and as a reminder of her sin." The girl herself is a much more considerable
punishment to Hester then the letter "A" is. Pearl is the living symbol of
her sin. All the evil and hate of this story is embodied in this little
girl. Hawthorne raises the question of how Hester actually sees Pearl by
referring to that "little, laughing image of a fiend" which appears to peep
out of Pearl; "Whether it peeped or no, her mother so imagined it." She is
a beautiful charismatic little child and thus a blessing, but the stress of
Hester's environment twists and turns the actions of the girl into evil
things. In that respect she is more of a punishment to Hester then a piece
of cloth she must over her clothing.

On her visit to Governor Bellingham's house to plead for Pearl's
custody, Hester passes by a suit of armor in which the breast plate so
magnifies the letter "A" she wore almost consuming her. In later chapters,
after a meteorite appears above Boston, a sexton so wonders if it
represented "Angel" coming from above. Ironically so, it was a fallen one
coming down so. And so the letter "A" takes on a new meaning once again. In
Chapter 13, Hester wonders whether it wouldn't be better if both she and
Pearl were both dead. The mere fact that Hester can contemplate suicide
indicates that "the scarlet letter had not done it's office", because
suicide is an unpardonable sin in the Puritan faith. This fact in
conjunction with what the scarlet letter was meant to be and was not as
well as Pearl herself being quite a punishment in herself, discussed in the

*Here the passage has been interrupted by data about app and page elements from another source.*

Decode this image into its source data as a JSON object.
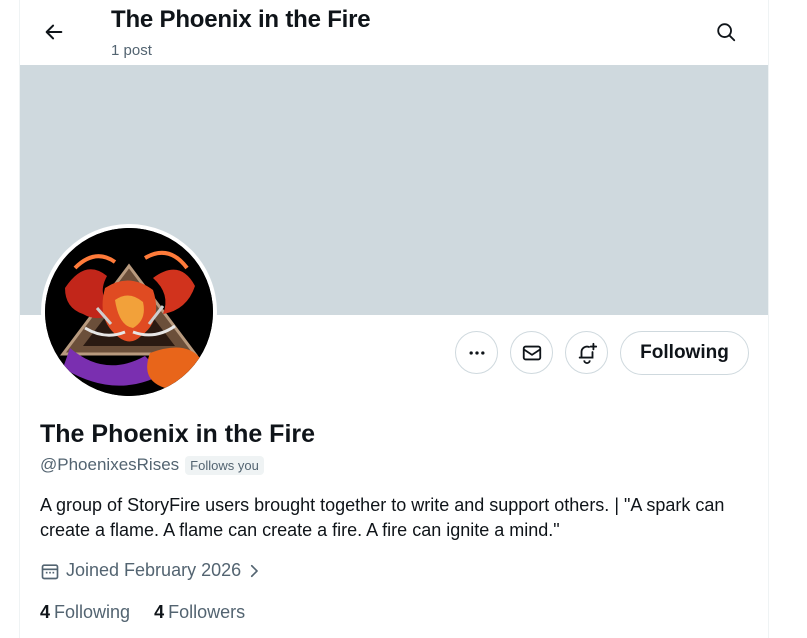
{
  "header": {
    "title": "The Phoenix in the Fire",
    "subtitle": "1 post"
  },
  "profile": {
    "display_name": "The Phoenix in the Fire",
    "handle": "@PhoenixesRises",
    "follows_badge": "Follows you",
    "bio": "A group of StoryFire users brought together to write and support others. | \"A spark can create a flame. A flame can create a fire. A fire can ignite a mind.\"",
    "joined": "Joined February 2026",
    "following_count": "4",
    "following_label": "Following",
    "followers_count": "4",
    "followers_label": "Followers"
  },
  "actions": {
    "following_button": "Following",
    "icons": [
      "more-icon",
      "mail-icon",
      "bell-plus-icon"
    ]
  },
  "colors": {
    "banner": "#cfd9de",
    "secondary_text": "#536471",
    "primary_text": "#0f1419"
  }
}
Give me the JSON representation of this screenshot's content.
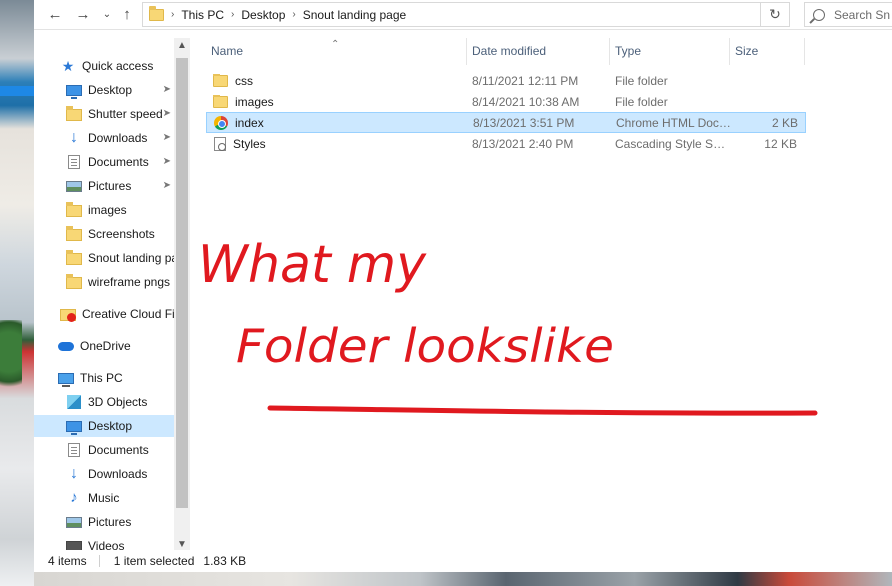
{
  "address": {
    "crumbs": [
      "This PC",
      "Desktop",
      "Snout landing page"
    ]
  },
  "search": {
    "placeholder": "Search Sn"
  },
  "nav": {
    "items": [
      {
        "label": "Quick access",
        "icon": "star-icon",
        "pinned": false
      },
      {
        "label": "Desktop",
        "icon": "desktop-icon",
        "pinned": true
      },
      {
        "label": "Shutter speed",
        "icon": "folder-icon",
        "pinned": true
      },
      {
        "label": "Downloads",
        "icon": "download-icon",
        "pinned": true
      },
      {
        "label": "Documents",
        "icon": "document-icon",
        "pinned": true
      },
      {
        "label": "Pictures",
        "icon": "pictures-icon",
        "pinned": true
      },
      {
        "label": "images",
        "icon": "folder-icon",
        "pinned": false
      },
      {
        "label": "Screenshots",
        "icon": "folder-icon",
        "pinned": false
      },
      {
        "label": "Snout landing page",
        "icon": "folder-icon",
        "pinned": false
      },
      {
        "label": "wireframe pngs",
        "icon": "folder-icon",
        "pinned": false
      },
      {
        "label": "Creative Cloud Files",
        "icon": "creative-cloud-icon",
        "pinned": false
      },
      {
        "label": "OneDrive",
        "icon": "onedrive-icon",
        "pinned": false
      },
      {
        "label": "This PC",
        "icon": "this-pc-icon",
        "pinned": false
      },
      {
        "label": "3D Objects",
        "icon": "3d-objects-icon",
        "pinned": false
      },
      {
        "label": "Desktop",
        "icon": "desktop-icon",
        "pinned": false,
        "selected": true
      },
      {
        "label": "Documents",
        "icon": "document-icon",
        "pinned": false
      },
      {
        "label": "Downloads",
        "icon": "download-icon",
        "pinned": false
      },
      {
        "label": "Music",
        "icon": "music-icon",
        "pinned": false
      },
      {
        "label": "Pictures",
        "icon": "pictures-icon",
        "pinned": false
      },
      {
        "label": "Videos",
        "icon": "videos-icon",
        "pinned": false
      }
    ]
  },
  "columns": {
    "name": "Name",
    "date": "Date modified",
    "type": "Type",
    "size": "Size"
  },
  "files": [
    {
      "name": "css",
      "date": "8/11/2021 12:11 PM",
      "type": "File folder",
      "size": "",
      "icon": "folder-icon"
    },
    {
      "name": "images",
      "date": "8/14/2021 10:38 AM",
      "type": "File folder",
      "size": "",
      "icon": "folder-icon"
    },
    {
      "name": "index",
      "date": "8/13/2021 3:51 PM",
      "type": "Chrome HTML Document",
      "size": "2 KB",
      "icon": "chrome-icon",
      "selected": true
    },
    {
      "name": "Styles",
      "date": "8/13/2021 2:40 PM",
      "type": "Cascading Style Sheet Document",
      "size": "12 KB",
      "icon": "css-file-icon"
    }
  ],
  "status": {
    "count": "4 items",
    "selection": "1 item selected",
    "size": "1.83 KB"
  },
  "annotation": {
    "line1": "What my",
    "line2": "Folder lookslike"
  },
  "colors": {
    "ink": "#e0191f",
    "selection": "#cce8ff",
    "accent": "#2b79d6"
  }
}
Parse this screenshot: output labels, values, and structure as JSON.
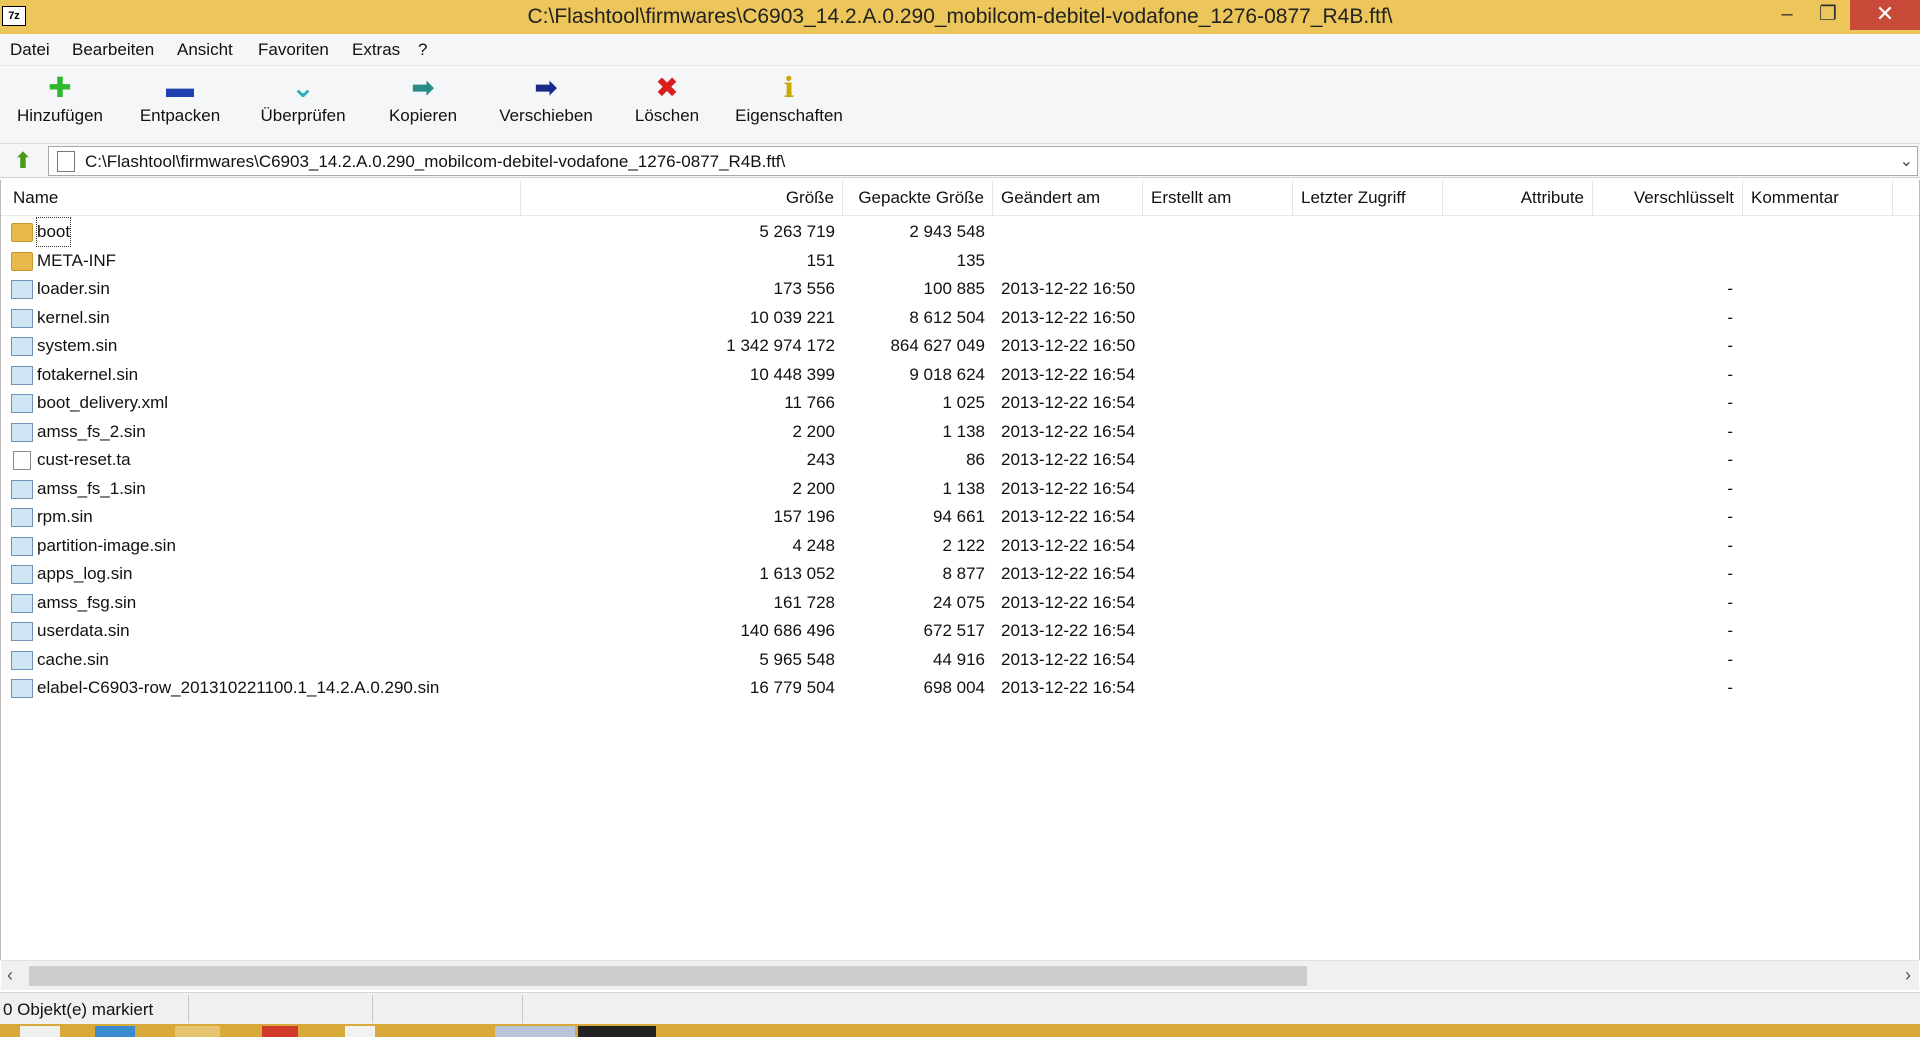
{
  "window": {
    "app_icon_text": "7z",
    "title": "C:\\Flashtool\\firmwares\\C6903_14.2.A.0.290_mobilcom-debitel-vodafone_1276-0877_R4B.ftf\\",
    "minimize": "–",
    "maximize": "❐",
    "close": "✕"
  },
  "menu": [
    "Datei",
    "Bearbeiten",
    "Ansicht",
    "Favoriten",
    "Extras",
    "?"
  ],
  "toolbar": [
    {
      "label": "Hinzufügen",
      "icon": "add-icon",
      "glyph": "✚",
      "color": "#2db82d"
    },
    {
      "label": "Entpacken",
      "icon": "extract-icon",
      "glyph": "▬",
      "color": "#1f3fb0"
    },
    {
      "label": "Überprüfen",
      "icon": "test-icon",
      "glyph": "⌄",
      "color": "#2bb0b8"
    },
    {
      "label": "Kopieren",
      "icon": "copy-icon",
      "glyph": "➡",
      "color": "#2a8a8a"
    },
    {
      "label": "Verschieben",
      "icon": "move-icon",
      "glyph": "➡",
      "color": "#1a2a8c"
    },
    {
      "label": "Löschen",
      "icon": "delete-icon",
      "glyph": "✖",
      "color": "#d81e1e"
    },
    {
      "label": "Eigenschaften",
      "icon": "info-icon",
      "glyph": "ℹ",
      "color": "#c9a800"
    }
  ],
  "address": {
    "path": "C:\\Flashtool\\firmwares\\C6903_14.2.A.0.290_mobilcom-debitel-vodafone_1276-0877_R4B.ftf\\"
  },
  "columns": [
    "Name",
    "Größe",
    "Gepackte Größe",
    "Geändert am",
    "Erstellt am",
    "Letzter Zugriff",
    "Attribute",
    "Verschlüsselt",
    "Kommentar"
  ],
  "files": [
    {
      "name": "boot",
      "type": "folder",
      "size": "5 263 719",
      "packed": "2 943 548",
      "modified": "",
      "encrypted": ""
    },
    {
      "name": "META-INF",
      "type": "folder",
      "size": "151",
      "packed": "135",
      "modified": "",
      "encrypted": ""
    },
    {
      "name": "loader.sin",
      "type": "file",
      "size": "173 556",
      "packed": "100 885",
      "modified": "2013-12-22 16:50",
      "encrypted": "-"
    },
    {
      "name": "kernel.sin",
      "type": "file",
      "size": "10 039 221",
      "packed": "8 612 504",
      "modified": "2013-12-22 16:50",
      "encrypted": "-"
    },
    {
      "name": "system.sin",
      "type": "file",
      "size": "1 342 974 172",
      "packed": "864 627 049",
      "modified": "2013-12-22 16:50",
      "encrypted": "-"
    },
    {
      "name": "fotakernel.sin",
      "type": "file",
      "size": "10 448 399",
      "packed": "9 018 624",
      "modified": "2013-12-22 16:54",
      "encrypted": "-"
    },
    {
      "name": "boot_delivery.xml",
      "type": "file",
      "size": "11 766",
      "packed": "1 025",
      "modified": "2013-12-22 16:54",
      "encrypted": "-"
    },
    {
      "name": "amss_fs_2.sin",
      "type": "file",
      "size": "2 200",
      "packed": "1 138",
      "modified": "2013-12-22 16:54",
      "encrypted": "-"
    },
    {
      "name": "cust-reset.ta",
      "type": "blank",
      "size": "243",
      "packed": "86",
      "modified": "2013-12-22 16:54",
      "encrypted": "-"
    },
    {
      "name": "amss_fs_1.sin",
      "type": "file",
      "size": "2 200",
      "packed": "1 138",
      "modified": "2013-12-22 16:54",
      "encrypted": "-"
    },
    {
      "name": "rpm.sin",
      "type": "file",
      "size": "157 196",
      "packed": "94 661",
      "modified": "2013-12-22 16:54",
      "encrypted": "-"
    },
    {
      "name": "partition-image.sin",
      "type": "file",
      "size": "4 248",
      "packed": "2 122",
      "modified": "2013-12-22 16:54",
      "encrypted": "-"
    },
    {
      "name": "apps_log.sin",
      "type": "file",
      "size": "1 613 052",
      "packed": "8 877",
      "modified": "2013-12-22 16:54",
      "encrypted": "-"
    },
    {
      "name": "amss_fsg.sin",
      "type": "file",
      "size": "161 728",
      "packed": "24 075",
      "modified": "2013-12-22 16:54",
      "encrypted": "-"
    },
    {
      "name": "userdata.sin",
      "type": "file",
      "size": "140 686 496",
      "packed": "672 517",
      "modified": "2013-12-22 16:54",
      "encrypted": "-"
    },
    {
      "name": "cache.sin",
      "type": "file",
      "size": "5 965 548",
      "packed": "44 916",
      "modified": "2013-12-22 16:54",
      "encrypted": "-"
    },
    {
      "name": "elabel-C6903-row_201310221100.1_14.2.A.0.290.sin",
      "type": "file",
      "size": "16 779 504",
      "packed": "698 004",
      "modified": "2013-12-22 16:54",
      "encrypted": "-"
    }
  ],
  "scrollbar": {
    "left": "‹",
    "right": "›"
  },
  "status": {
    "text": "0 Objekt(e) markiert"
  },
  "colors": {
    "titlebar": "#ecc65a",
    "close": "#c74b38",
    "taskbar": "#d8a838"
  }
}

above paragraphs clearly supports my belief in the failure of the scarlet
letter to do its work.